OPINION

Rules and institutions

rules-and-institutions

There are moments when the country looks like it is only just governable, when, for example, the prime minister – or any prime minister for that matter – starts looking like a Wild West sheriff trying to break up a brawl in a saloon. This has happened a lot in recent decades, with different prime ministers and protagonists.

Looking at us from the outside causes nothing but despair and comparisons with the most anarchic states. Those who believed that Greece could be reformed are worried that some structural failures and habits are too deeply ingrained in Greek society to be fixed. They were under the misapprehension that this would change when leftist SYRIZA came to power but were disappointed by the former administration's happy symbiosis with certain powerful vested interests, a policy that was even presented as a successful way of managing them.

We are winning some battles, however, and while they may seem minor when looking at the big picture, we shouldn't underestimate these victories. Key among these right now is the battle against public smoking, which is being won. This is saying something because it touches upon what is a deeply cultural issue. It concerns the line that separates Greece from behaving completely like a Balkan country and an almost European one. It also shows that when the leadership is adamant, citizens not only abide by the rules but respect them as well. The are many cynics who believe that the issue of the smoking ban only concerns the elite living in ivory towers in privileged parts of the country. Reality disagrees. Sure, some nightclubs may flout the law after 3 or 4 a.m., but this is not the rule.

So, can we have strong institutions and rules that are respected by everyone? Can we stop seeing people, in various areas of our society and economy, flouting them blatantly without worrying about the consequences? It's a tough task because we're not talking about smoke but gunpowder. Such an effort takes guts, and political officials and associates who have nothing to fear and are sincere with society. The risks are huge.

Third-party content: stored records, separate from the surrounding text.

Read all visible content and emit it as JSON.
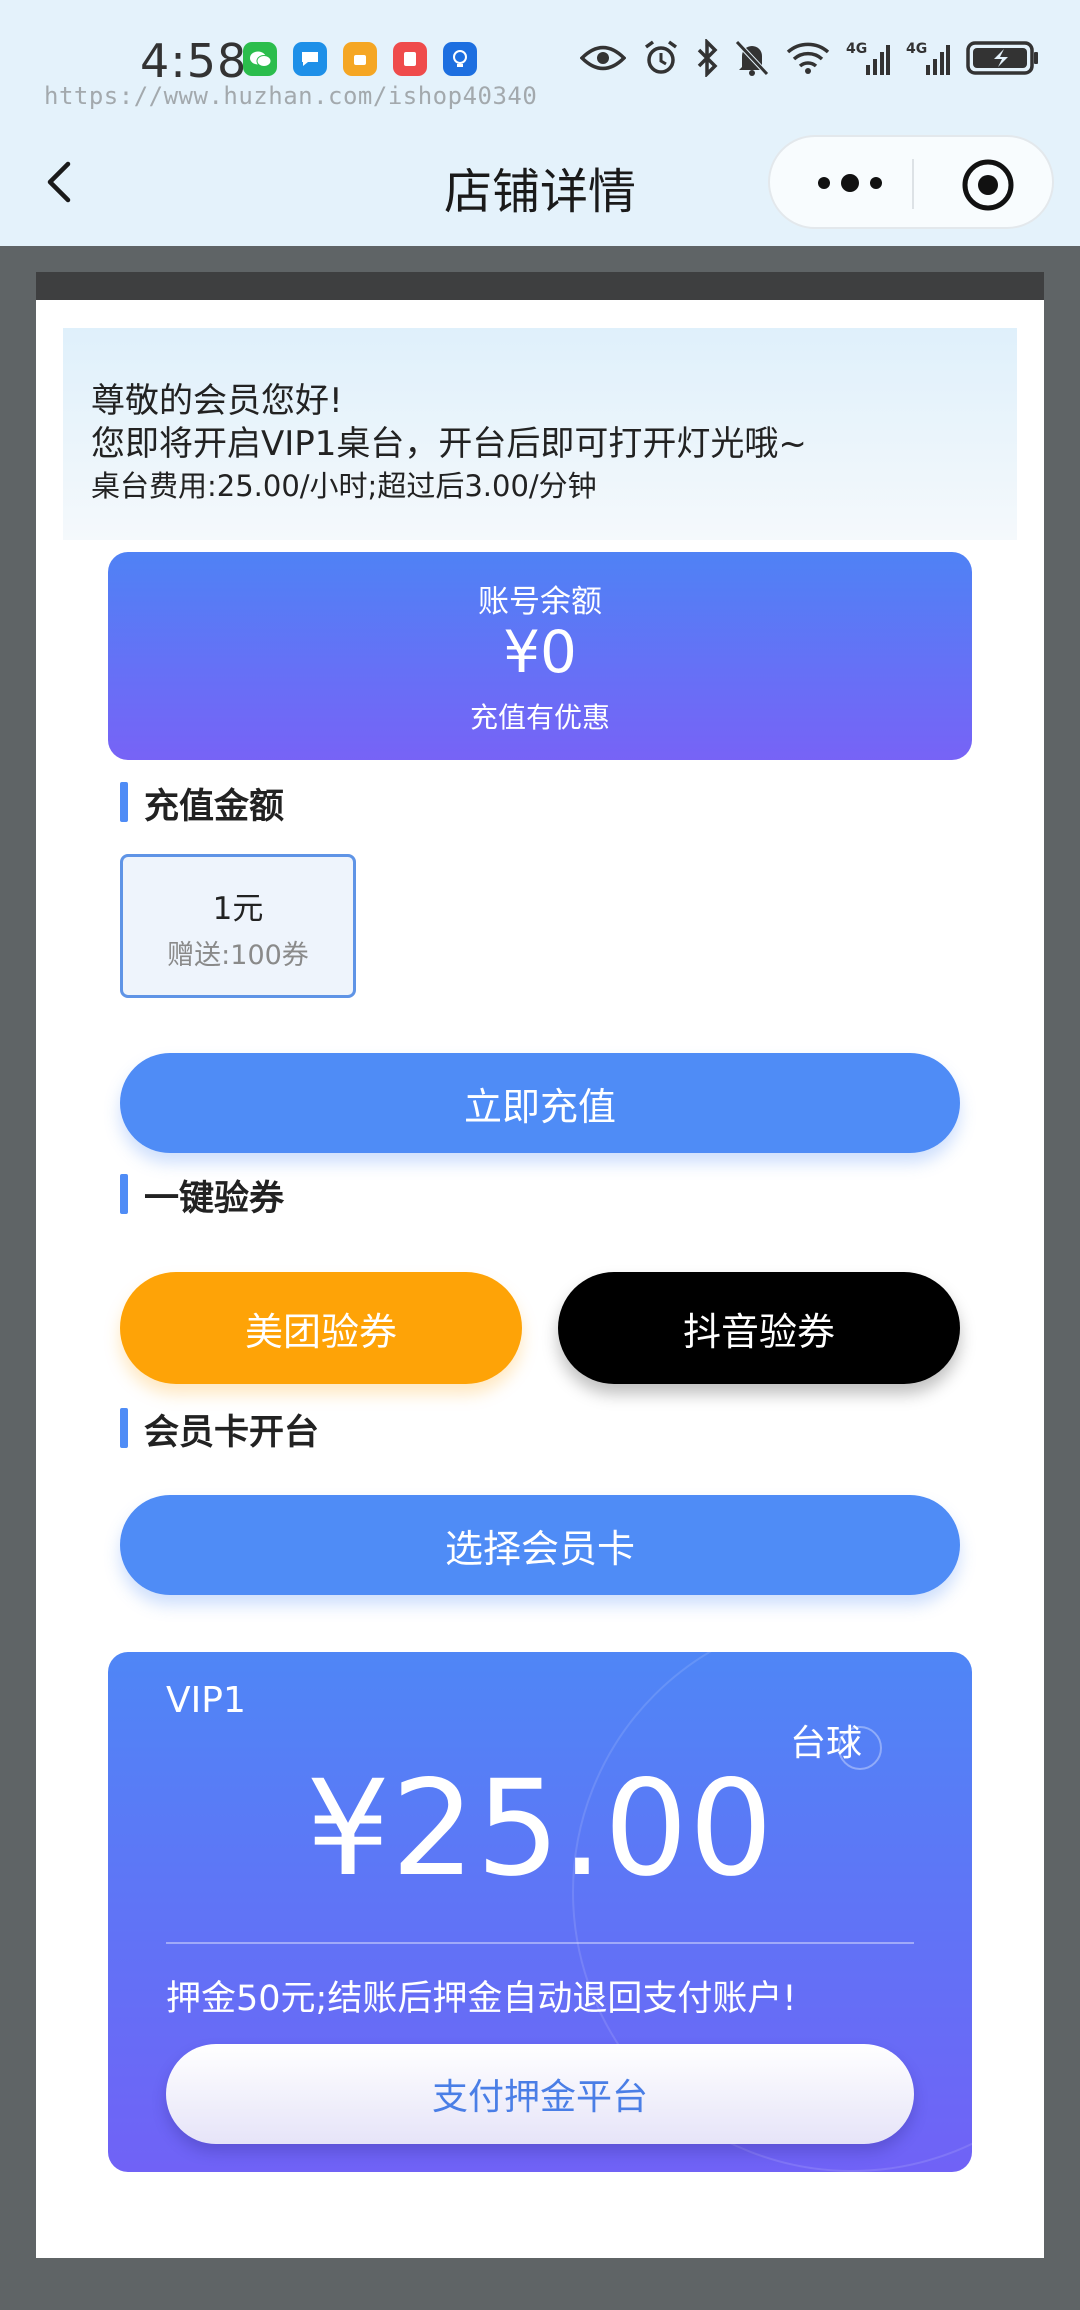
{
  "status_bar": {
    "time": "4:58",
    "watermark": "https://www.huzhan.com/ishop40340",
    "app_icons": [
      "wechat-icon",
      "message-icon",
      "orange-app-icon",
      "red-app-icon",
      "bulb-app-icon"
    ],
    "system_icons": [
      "eye-icon",
      "alarm-icon",
      "bluetooth-icon",
      "mute-icon",
      "wifi-icon",
      "signal-4g-icon",
      "signal-4g-icon",
      "battery-charging-icon"
    ]
  },
  "nav": {
    "title": "店铺详情"
  },
  "notice": {
    "greeting": "尊敬的会员您好!",
    "message": "您即将开启VIP1桌台，开台后即可打开灯光哦~",
    "fee": "桌台费用:25.00/小时;超过后3.00/分钟"
  },
  "balance": {
    "label": "账号余额",
    "amount": "¥0",
    "subtitle": "充值有优惠"
  },
  "recharge": {
    "section_title": "充值金额",
    "options": [
      {
        "amount": "1元",
        "gift": "赠送:100券",
        "selected": true
      }
    ],
    "button": "立即充值"
  },
  "coupon": {
    "section_title": "一键验券",
    "meituan_button": "美团验券",
    "douyin_button": "抖音验券"
  },
  "member_card": {
    "section_title": "会员卡开台",
    "button": "选择会员卡"
  },
  "table_card": {
    "name": "VIP1",
    "type": "台球",
    "price": "¥25.00",
    "deposit_note": "押金50元;结账后押金自动退回支付账户!",
    "pay_button": "支付押金平台"
  },
  "colors": {
    "primary": "#4f8cf6",
    "gradient_end": "#7763f6",
    "meituan": "#fea307",
    "douyin": "#000000",
    "topbar_bg": "#e4f2fb",
    "overlay": "#5f6466"
  }
}
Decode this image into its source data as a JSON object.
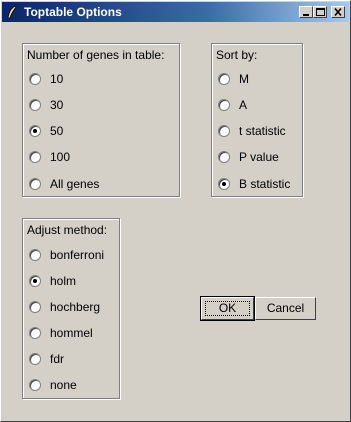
{
  "window": {
    "title": "Toptable Options"
  },
  "genes_group": {
    "title": "Number of genes in table:",
    "options": [
      {
        "label": "10",
        "selected": false
      },
      {
        "label": "30",
        "selected": false
      },
      {
        "label": "50",
        "selected": true
      },
      {
        "label": "100",
        "selected": false
      },
      {
        "label": "All genes",
        "selected": false
      }
    ]
  },
  "sort_group": {
    "title": "Sort by:",
    "options": [
      {
        "label": "M",
        "selected": false
      },
      {
        "label": "A",
        "selected": false
      },
      {
        "label": "t statistic",
        "selected": false
      },
      {
        "label": "P value",
        "selected": false
      },
      {
        "label": "B statistic",
        "selected": true
      }
    ]
  },
  "adjust_group": {
    "title": "Adjust method:",
    "options": [
      {
        "label": "bonferroni",
        "selected": false
      },
      {
        "label": "holm",
        "selected": true
      },
      {
        "label": "hochberg",
        "selected": false
      },
      {
        "label": "hommel",
        "selected": false
      },
      {
        "label": "fdr",
        "selected": false
      },
      {
        "label": "none",
        "selected": false
      }
    ]
  },
  "buttons": {
    "ok": "OK",
    "cancel": "Cancel"
  }
}
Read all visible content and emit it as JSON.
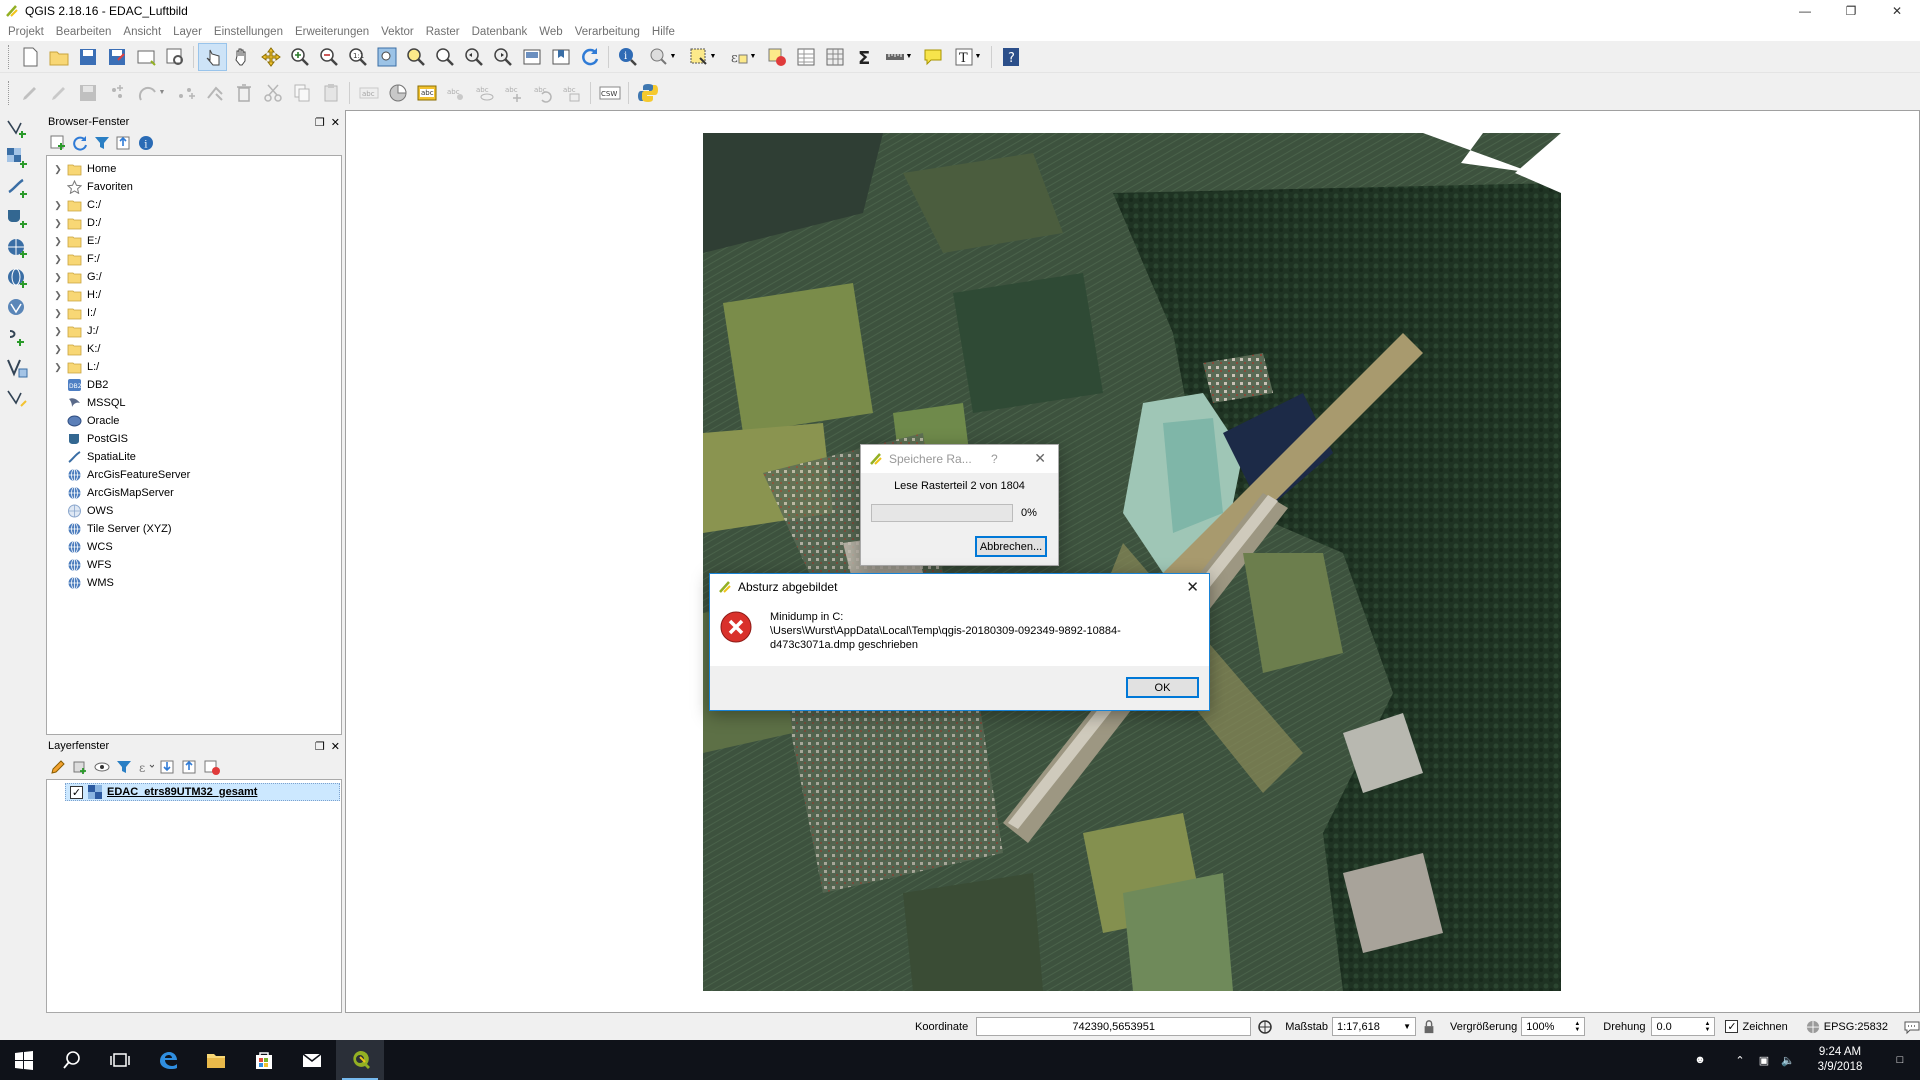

Our democracy – democracy everywhere, in fact – is looking increasingly vulnerable and the trust of citizens is badly shaken. One of the greatest tests of trust has to do with how powerful people feel their leaders to be. If they lose hope they will become cynical and start coming to terms with extreme and paradoxical situations.